App and web page records:

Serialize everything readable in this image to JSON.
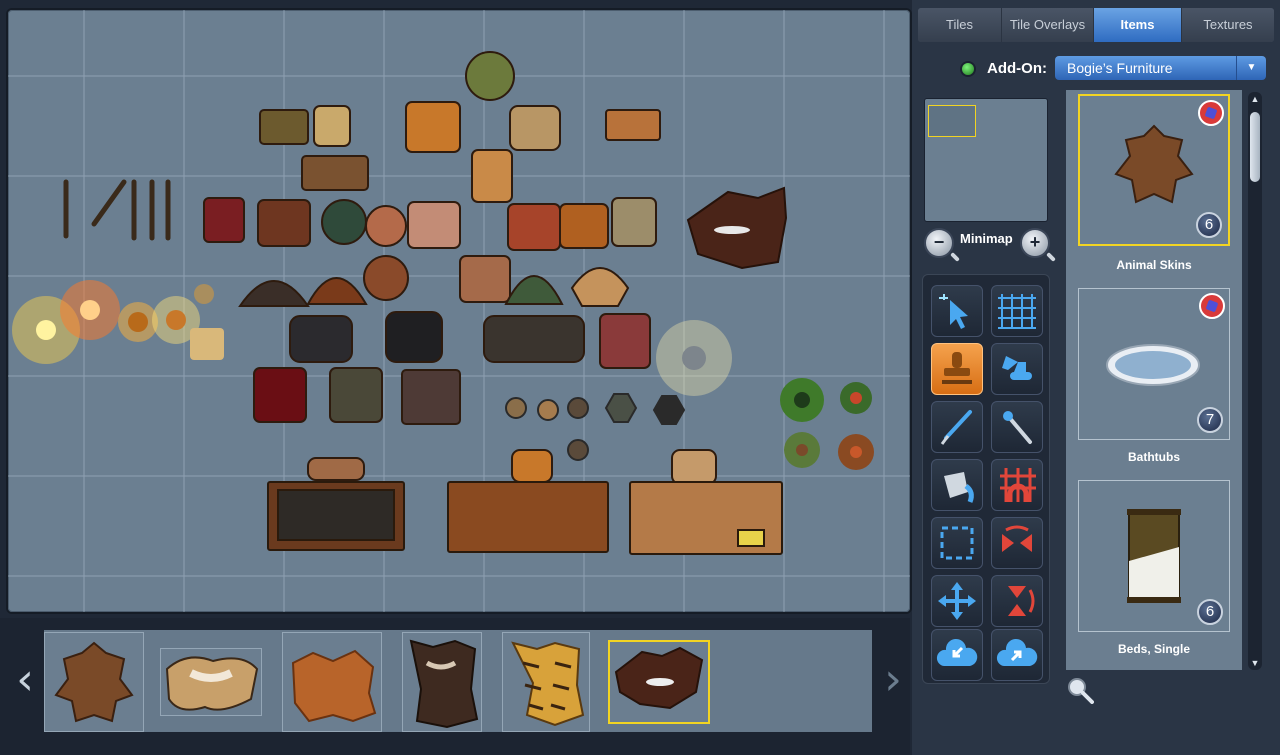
{
  "tabs": [
    {
      "label": "Tiles",
      "active": false
    },
    {
      "label": "Tile Overlays",
      "active": false
    },
    {
      "label": "Items",
      "active": true
    },
    {
      "label": "Textures",
      "active": false
    }
  ],
  "addon": {
    "label": "Add-On:",
    "selected": "Bogie’s Furniture"
  },
  "minimap": {
    "label": "Minimap"
  },
  "tools": [
    {
      "icon": "select-pointer-icon",
      "active": false
    },
    {
      "icon": "grid-icon",
      "active": false
    },
    {
      "icon": "stamp-icon",
      "active": true
    },
    {
      "icon": "excavator-icon",
      "active": false
    },
    {
      "icon": "brush-icon",
      "active": false
    },
    {
      "icon": "magic-wand-icon",
      "active": false
    },
    {
      "icon": "paint-bucket-icon",
      "active": false
    },
    {
      "icon": "grid-magnet-icon",
      "active": false
    },
    {
      "icon": "selection-rectangle-icon",
      "active": false
    },
    {
      "icon": "flip-horizontal-icon",
      "active": false
    },
    {
      "icon": "move-icon",
      "active": false
    },
    {
      "icon": "flip-vertical-icon",
      "active": false
    },
    {
      "icon": "cloud-import-icon",
      "active": false
    },
    {
      "icon": "cloud-export-icon",
      "active": false
    }
  ],
  "categories": [
    {
      "label": "Animal Skins",
      "count": "6",
      "selected": true,
      "icon": "bear-skin-rug"
    },
    {
      "label": "Bathtubs",
      "count": "7",
      "selected": false,
      "icon": "bathtub"
    },
    {
      "label": "Beds, Single",
      "count": "6",
      "selected": false,
      "icon": "single-bed"
    }
  ],
  "tray": {
    "items": [
      {
        "name": "bear-skin-rug",
        "selected": false
      },
      {
        "name": "cow-hide-rug",
        "selected": false
      },
      {
        "name": "leather-hide-rug",
        "selected": false
      },
      {
        "name": "dark-hide-rug",
        "selected": false
      },
      {
        "name": "tiger-skin-rug",
        "selected": false
      },
      {
        "name": "brown-cowhide-rug",
        "selected": true
      }
    ]
  },
  "colors": {
    "canvas": "#6b7f91",
    "accent": "#2f6cc1",
    "highlight": "#f2d422",
    "active_tool": "#e88a2c"
  }
}
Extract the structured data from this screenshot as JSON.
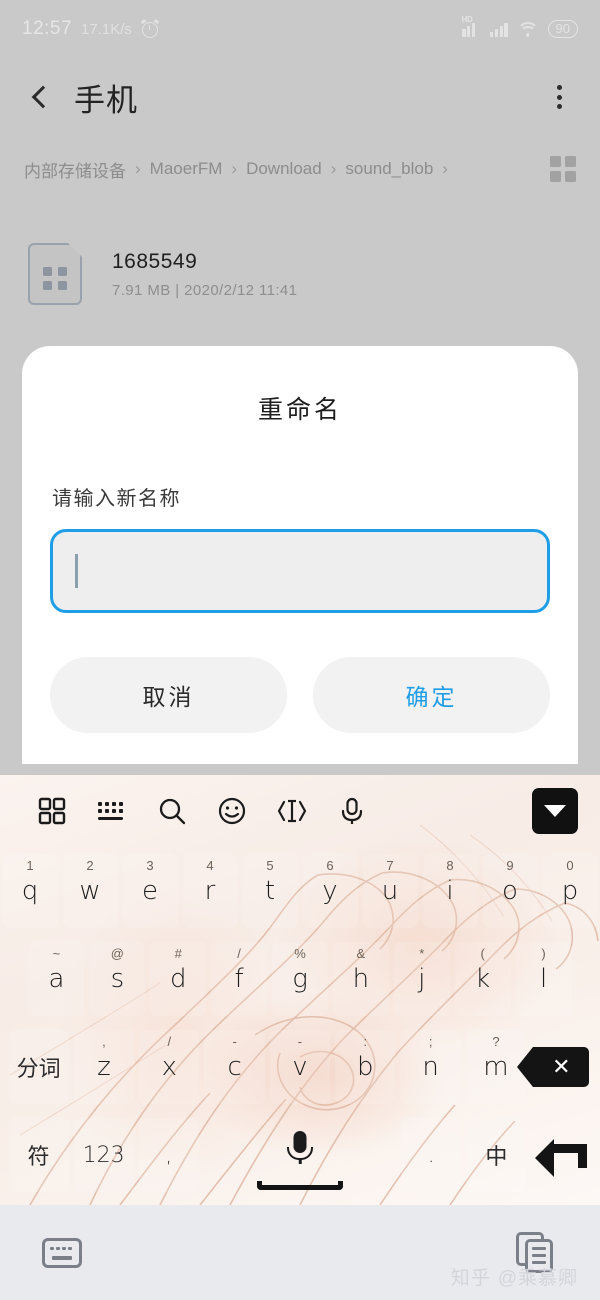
{
  "statusbar": {
    "time": "12:57",
    "network_speed": "17.1K/s",
    "alarm_icon": "alarm-clock-icon",
    "hd_label": "HD",
    "signal_icon": "signal-bars-icon",
    "signal2_icon": "signal-bars-icon",
    "wifi_icon": "wifi-icon",
    "battery_level": "90"
  },
  "appbar": {
    "back_icon": "back-chevron-icon",
    "title": "手机",
    "overflow_icon": "more-vertical-icon"
  },
  "breadcrumb": {
    "segments": [
      "内部存储设备",
      "MaoerFM",
      "Download",
      "sound_blob"
    ],
    "separator": "›",
    "trailing_separator": "›",
    "grid_toggle_icon": "grid-view-icon"
  },
  "file": {
    "name": "1685549",
    "meta": "7.91 MB  |  2020/2/12 11:41",
    "icon": "file-generic-icon"
  },
  "dialog": {
    "title": "重命名",
    "label": "请输入新名称",
    "input_value": "",
    "input_placeholder": "",
    "cancel_label": "取消",
    "confirm_label": "确定",
    "accent_color": "#1f9ee8"
  },
  "keyboard": {
    "toolbar": [
      {
        "name": "panel-grid-icon",
        "glyph": "grid"
      },
      {
        "name": "keyboard-icon",
        "glyph": "keyboard"
      },
      {
        "name": "search-icon",
        "glyph": "search"
      },
      {
        "name": "emoji-icon",
        "glyph": "emoji"
      },
      {
        "name": "cursor-move-icon",
        "glyph": "cursor"
      },
      {
        "name": "voice-input-icon",
        "glyph": "mic"
      }
    ],
    "collapse_icon": "collapse-keyboard-icon",
    "row1": [
      {
        "sup": "1",
        "key": "q"
      },
      {
        "sup": "2",
        "key": "w"
      },
      {
        "sup": "3",
        "key": "e"
      },
      {
        "sup": "4",
        "key": "r"
      },
      {
        "sup": "5",
        "key": "t"
      },
      {
        "sup": "6",
        "key": "y"
      },
      {
        "sup": "7",
        "key": "u"
      },
      {
        "sup": "8",
        "key": "i"
      },
      {
        "sup": "9",
        "key": "o"
      },
      {
        "sup": "0",
        "key": "p"
      }
    ],
    "row2": [
      {
        "sup": "~",
        "key": "a"
      },
      {
        "sup": "@",
        "key": "s"
      },
      {
        "sup": "#",
        "key": "d"
      },
      {
        "sup": "/",
        "key": "f"
      },
      {
        "sup": "%",
        "key": "g"
      },
      {
        "sup": "&",
        "key": "h"
      },
      {
        "sup": "*",
        "key": "j"
      },
      {
        "sup": "(",
        "key": "k"
      },
      {
        "sup": ")",
        "key": "l"
      }
    ],
    "row3_fn_left": "分词",
    "row3": [
      {
        "sup": ",",
        "key": "z"
      },
      {
        "sup": "/",
        "key": "x"
      },
      {
        "sup": "-",
        "key": "c"
      },
      {
        "sup": "-",
        "key": "v"
      },
      {
        "sup": ":",
        "key": "b"
      },
      {
        "sup": ";",
        "key": "n"
      },
      {
        "sup": "?",
        "key": "m"
      }
    ],
    "backspace_icon": "backspace-icon",
    "row4": {
      "symbol_key": "符",
      "number_key": "123",
      "comma_key": ",",
      "space_mic_icon": "space-mic-icon",
      "period_key": ".",
      "lang_key": "中",
      "enter_icon": "enter-icon"
    }
  },
  "navbar": {
    "keyboard_icon": "keyboard-toggle-icon",
    "clipboard_icon": "clipboard-icon"
  },
  "watermark": {
    "site": "知乎",
    "user": "@乘慕卿"
  }
}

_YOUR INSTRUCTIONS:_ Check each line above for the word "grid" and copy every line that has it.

_ANSWER FOR THE TASK:_
      "icon": "grid-icon",
      "icon": "grid-magnet-icon",
    "grid_toggle_icon": "grid-view-icon"
        "name": "panel-grid-icon",
        "glyph": "grid"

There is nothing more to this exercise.